TASK REQUIREMENTS: Please copy each line from the entries that contains the string "JSON".

PROVIDED MATERIAL:
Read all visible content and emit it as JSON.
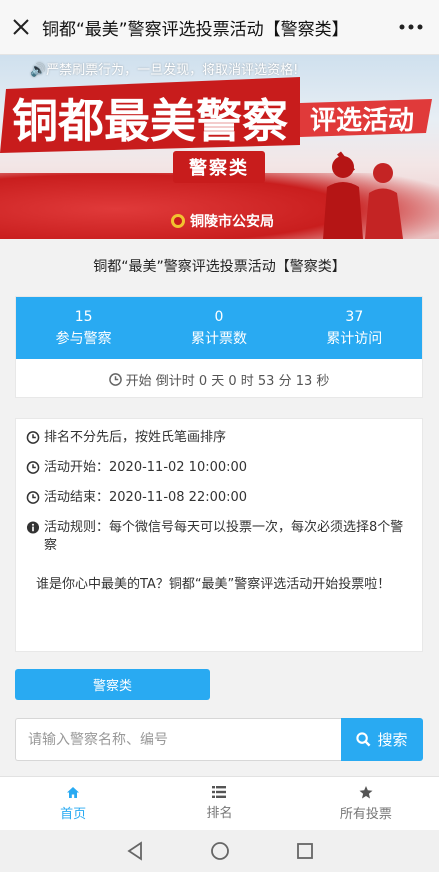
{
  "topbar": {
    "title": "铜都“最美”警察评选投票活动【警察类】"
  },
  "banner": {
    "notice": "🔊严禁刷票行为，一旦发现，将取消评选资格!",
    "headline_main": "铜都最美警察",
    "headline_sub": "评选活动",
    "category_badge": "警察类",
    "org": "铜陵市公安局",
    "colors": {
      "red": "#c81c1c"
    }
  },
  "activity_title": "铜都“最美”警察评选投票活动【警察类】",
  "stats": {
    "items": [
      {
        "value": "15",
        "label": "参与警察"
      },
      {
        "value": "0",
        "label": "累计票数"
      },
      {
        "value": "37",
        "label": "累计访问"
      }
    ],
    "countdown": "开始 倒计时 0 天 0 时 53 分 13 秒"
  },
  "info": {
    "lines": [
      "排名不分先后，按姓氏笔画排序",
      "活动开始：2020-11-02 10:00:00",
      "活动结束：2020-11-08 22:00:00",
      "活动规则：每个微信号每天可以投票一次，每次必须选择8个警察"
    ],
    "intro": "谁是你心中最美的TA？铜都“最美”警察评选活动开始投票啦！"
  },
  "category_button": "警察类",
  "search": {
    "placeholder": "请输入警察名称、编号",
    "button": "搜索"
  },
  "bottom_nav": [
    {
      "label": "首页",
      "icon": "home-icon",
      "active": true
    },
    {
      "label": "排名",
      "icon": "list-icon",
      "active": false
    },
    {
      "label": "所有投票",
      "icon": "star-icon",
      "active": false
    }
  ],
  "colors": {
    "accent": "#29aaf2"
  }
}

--

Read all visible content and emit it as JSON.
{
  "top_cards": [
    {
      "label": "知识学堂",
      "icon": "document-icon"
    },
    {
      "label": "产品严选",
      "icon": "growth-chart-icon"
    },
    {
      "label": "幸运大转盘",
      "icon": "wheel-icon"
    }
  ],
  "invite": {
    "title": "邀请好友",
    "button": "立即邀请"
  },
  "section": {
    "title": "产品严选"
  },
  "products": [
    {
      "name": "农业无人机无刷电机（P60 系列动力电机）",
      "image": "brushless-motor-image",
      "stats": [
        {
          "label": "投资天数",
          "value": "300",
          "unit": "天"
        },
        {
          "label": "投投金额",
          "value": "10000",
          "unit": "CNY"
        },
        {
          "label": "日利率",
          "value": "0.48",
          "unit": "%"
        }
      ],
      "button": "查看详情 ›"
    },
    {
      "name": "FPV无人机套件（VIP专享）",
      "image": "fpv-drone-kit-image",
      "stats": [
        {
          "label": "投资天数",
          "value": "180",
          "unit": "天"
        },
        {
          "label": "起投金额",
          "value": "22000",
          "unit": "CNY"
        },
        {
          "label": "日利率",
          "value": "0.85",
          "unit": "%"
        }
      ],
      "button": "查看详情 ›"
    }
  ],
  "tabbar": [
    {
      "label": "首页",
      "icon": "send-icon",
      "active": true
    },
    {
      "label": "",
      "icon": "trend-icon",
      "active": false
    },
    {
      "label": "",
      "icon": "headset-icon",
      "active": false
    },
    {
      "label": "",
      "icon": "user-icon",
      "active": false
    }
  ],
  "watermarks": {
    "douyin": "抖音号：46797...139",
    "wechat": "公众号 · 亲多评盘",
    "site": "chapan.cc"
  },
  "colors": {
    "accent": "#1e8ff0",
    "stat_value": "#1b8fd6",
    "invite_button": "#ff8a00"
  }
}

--

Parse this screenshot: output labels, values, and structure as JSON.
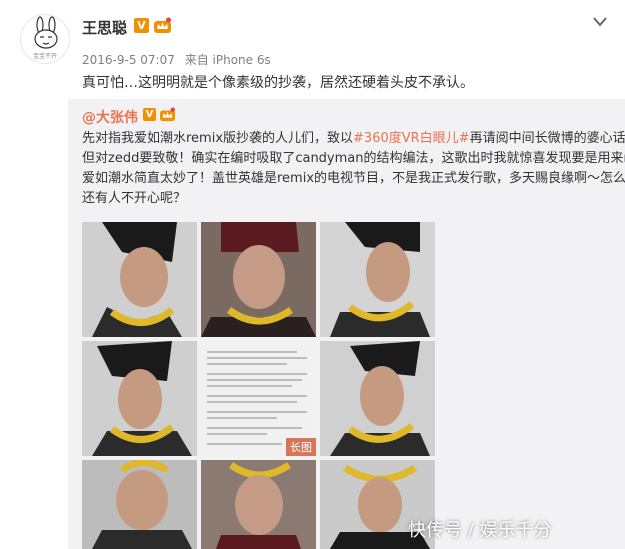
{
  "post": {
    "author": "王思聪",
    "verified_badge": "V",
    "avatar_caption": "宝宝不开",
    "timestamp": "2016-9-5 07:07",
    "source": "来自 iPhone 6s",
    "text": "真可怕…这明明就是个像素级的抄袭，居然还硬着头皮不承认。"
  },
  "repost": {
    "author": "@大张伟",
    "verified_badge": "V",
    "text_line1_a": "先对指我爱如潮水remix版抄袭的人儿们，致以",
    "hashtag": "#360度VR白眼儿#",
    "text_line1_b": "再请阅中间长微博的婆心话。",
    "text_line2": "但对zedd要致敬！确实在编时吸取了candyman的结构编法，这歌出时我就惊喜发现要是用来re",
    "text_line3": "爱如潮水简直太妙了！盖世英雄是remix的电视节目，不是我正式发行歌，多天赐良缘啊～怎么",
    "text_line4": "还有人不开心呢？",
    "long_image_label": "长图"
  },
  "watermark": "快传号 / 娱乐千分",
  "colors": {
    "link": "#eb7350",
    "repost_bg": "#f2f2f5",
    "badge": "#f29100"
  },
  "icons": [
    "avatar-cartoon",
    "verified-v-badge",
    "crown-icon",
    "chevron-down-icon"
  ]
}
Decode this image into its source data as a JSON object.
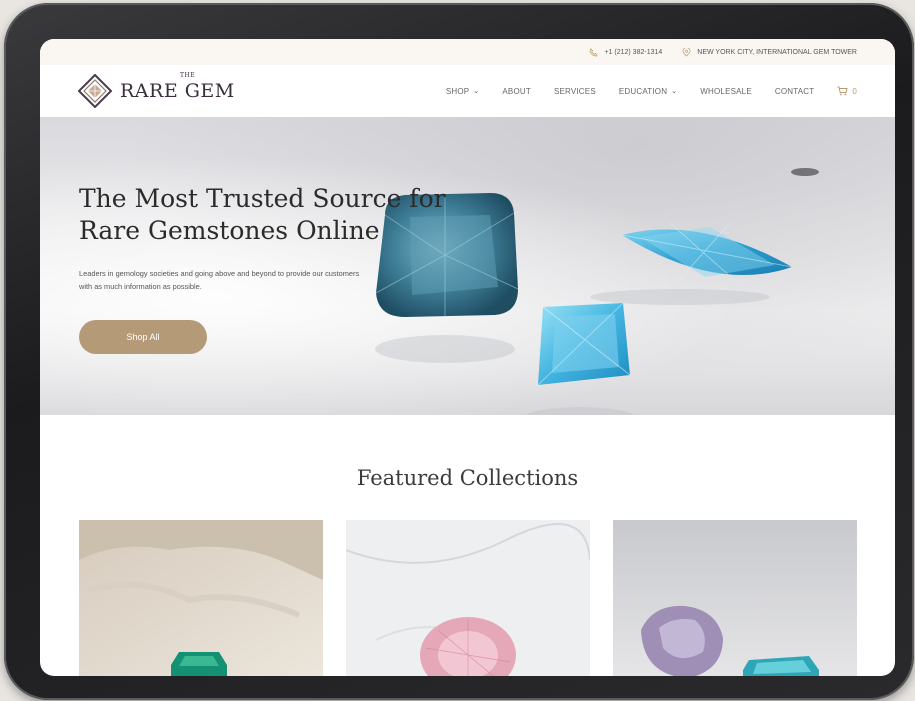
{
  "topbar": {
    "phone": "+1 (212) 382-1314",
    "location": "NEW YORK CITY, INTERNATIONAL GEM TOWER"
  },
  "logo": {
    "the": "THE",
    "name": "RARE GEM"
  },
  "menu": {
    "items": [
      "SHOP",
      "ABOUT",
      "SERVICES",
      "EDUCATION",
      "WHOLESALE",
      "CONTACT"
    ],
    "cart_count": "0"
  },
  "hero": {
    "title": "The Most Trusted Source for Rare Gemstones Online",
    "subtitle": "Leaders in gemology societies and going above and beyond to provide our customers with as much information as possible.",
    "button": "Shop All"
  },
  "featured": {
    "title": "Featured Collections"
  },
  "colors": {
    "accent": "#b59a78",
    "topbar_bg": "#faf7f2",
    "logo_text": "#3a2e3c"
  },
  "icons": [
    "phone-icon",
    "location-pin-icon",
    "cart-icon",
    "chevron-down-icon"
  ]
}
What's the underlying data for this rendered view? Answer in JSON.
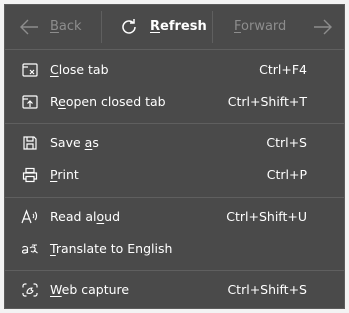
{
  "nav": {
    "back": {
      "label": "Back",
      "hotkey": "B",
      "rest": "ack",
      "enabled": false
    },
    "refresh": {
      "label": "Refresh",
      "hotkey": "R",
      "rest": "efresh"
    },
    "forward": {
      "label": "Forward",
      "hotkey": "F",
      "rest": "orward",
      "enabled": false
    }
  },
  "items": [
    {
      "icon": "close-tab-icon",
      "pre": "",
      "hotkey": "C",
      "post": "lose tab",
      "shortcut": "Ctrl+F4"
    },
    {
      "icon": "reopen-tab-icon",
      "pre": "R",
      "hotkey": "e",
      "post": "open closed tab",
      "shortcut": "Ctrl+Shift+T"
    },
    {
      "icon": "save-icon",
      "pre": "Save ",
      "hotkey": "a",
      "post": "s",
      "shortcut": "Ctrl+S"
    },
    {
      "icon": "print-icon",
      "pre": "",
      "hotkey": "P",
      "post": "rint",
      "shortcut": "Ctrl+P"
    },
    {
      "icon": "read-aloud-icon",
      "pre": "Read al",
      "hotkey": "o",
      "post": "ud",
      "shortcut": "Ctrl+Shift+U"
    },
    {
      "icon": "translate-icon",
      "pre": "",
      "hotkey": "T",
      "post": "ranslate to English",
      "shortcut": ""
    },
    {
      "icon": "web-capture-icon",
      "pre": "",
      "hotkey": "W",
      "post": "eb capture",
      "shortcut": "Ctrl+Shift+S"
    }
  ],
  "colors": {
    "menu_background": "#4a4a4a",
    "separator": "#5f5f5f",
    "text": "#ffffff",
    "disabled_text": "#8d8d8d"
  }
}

TASK OUTPUT:
Read all visible content and emit it as JSON.
Read all visible content and emit it as JSON.
Parse this screenshot: output labels, values, and structure as JSON.
Decode this image into its source data as a JSON object.
What's the underlying data for this rendered view? Answer in JSON.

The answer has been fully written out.